I'm wondering if there's a word for everything in the Northern-English dialect that's spoken in and around Yorkshire.

I know that there's summat (something), owt (anything), and nowt (nothing), but is there a Northern-English word that follows the same pattern and means everything? (And is generally considered as an equivalent member of this family of constructions?)

  • 3
    Yes, they have a word for everything. :)
    – tchrist
    Feb 1 at 1:08
  • 1
    More seriously, some of these forms show up in southern Scottish as well as northern English, and unless you have a native speaker of either to tell you which ones do or do not get used in a particular region, it may be rather hard to pin down. Certainly various varieties of Scots have words that they do use where we would use everything, like here and here.
    – tchrist
    Feb 1 at 5:15
  • 1
    @tchrist - please post answers in the answer box and not as a comment!! Thanks
    – user 66974
    Feb 1 at 7:53
  • @user66974 tchrist’s comments are not answers but are relevant comment and interesting.
    – Anton
    Feb 1 at 9:54

2 Answers 2


I know of no similar word for “everything”. I doubt it exists. Here is the well known (locally at least) Yorkshireman’s motto:

Historic UK
Ear all, see all, say nowt;
Eat all, sup all, pay nowt;
And if ivver tha does owt fer nowt –
Allus do it fer thissen.

Loosely translated, this is:
Hear everything, see everything, say nothing
Eat everything, drink everything, pay nothing
And if ever you do anything for nothing
Always do it for yourself

If there were a word for “everything”, it would surely appear in this caricaturing ditty. It does not, so the likelihood is that no such word is in common use.
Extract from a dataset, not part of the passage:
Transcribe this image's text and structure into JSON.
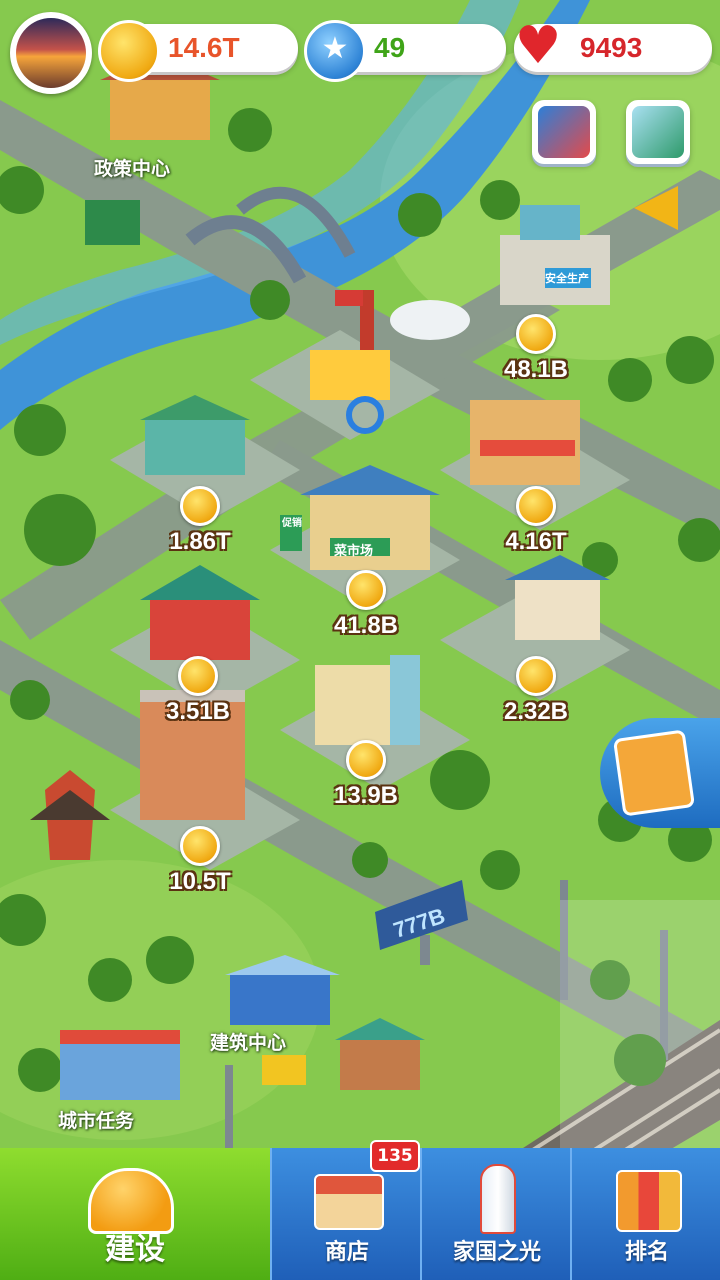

And I never heard one during my upbringing in deepest Yorkshire.

I often heard all as in constructions such as:
Has tha go’ all’us tha needs?
Have you got all (everything) that you need?

(Note: “all” is pronounced with a short “a”, as in “as” rather than in “fall”. Forgive my ignorance of phonetic symbolism.)

  • 1
    There's a 't' at the end of "has" and an 'r' sound between "go'" and "all" in my experience giving "hast tha gorall as tha needs?" I don't know IPA either.
    – BoldBen
    Feb 1 at 8:53
  • @BoldBen agreed. I feel the “t” and the “r” are somewhere between silence and full expression so I do not dispute in any way what you say. Tha’s reet.
    – Anton
    Feb 1 at 9:46
  • Interesting! "All'us" sounds almost exactly like the Dutch "alles", which means 'everything'.
    – Joachim
    Feb 1 at 9:56
  • 1
    @Joachim Yes, "All" is related to Dutch/German "alles" and similar Scandinavian words. But I always understood "all'us" as a form of " all as is", meaning "all that is". For example "Bring all'us necessary" = "Bring all as is necessary" = "Bring all that is necessary". But we are delving deep into my memory, which is not always reliable!
    – Anton
    Feb 1 at 10:59
  • @Anton tha's reet an' all! Mind you the 't' at the end of 'hast' is there because Yorkshire, Derbyshire and other dialects never abandoned the second person singular.
    – BoldBen
    Feb 3 at 10:49

I am from Yorkshire and nothing comes to mind, but then again I'm not familiar with older Yorkshire dialects.

We do sometimes use "lot" to mean all/everything/any which is informal but I don't think that it is only used in Northern English(?).

I'll give you three quid for the lot (everything)

I don't like the lot of them (any)

All the moves were terrible, the whole lot of them (all)

source: me

  • Yeh, 'the lot' or 'the whole lot' is labelled only as informal by the Oxford Dictionary.
    – Qiu Ennan
    Feb 4 at 6:26

Your Answer

By clicking “Post Your Answer”, you agree to our terms of service and acknowledge that you have read and understand our privacy policy and code of conduct.

Not the answer you're looking for? Browse other questions tagged or ask your own question.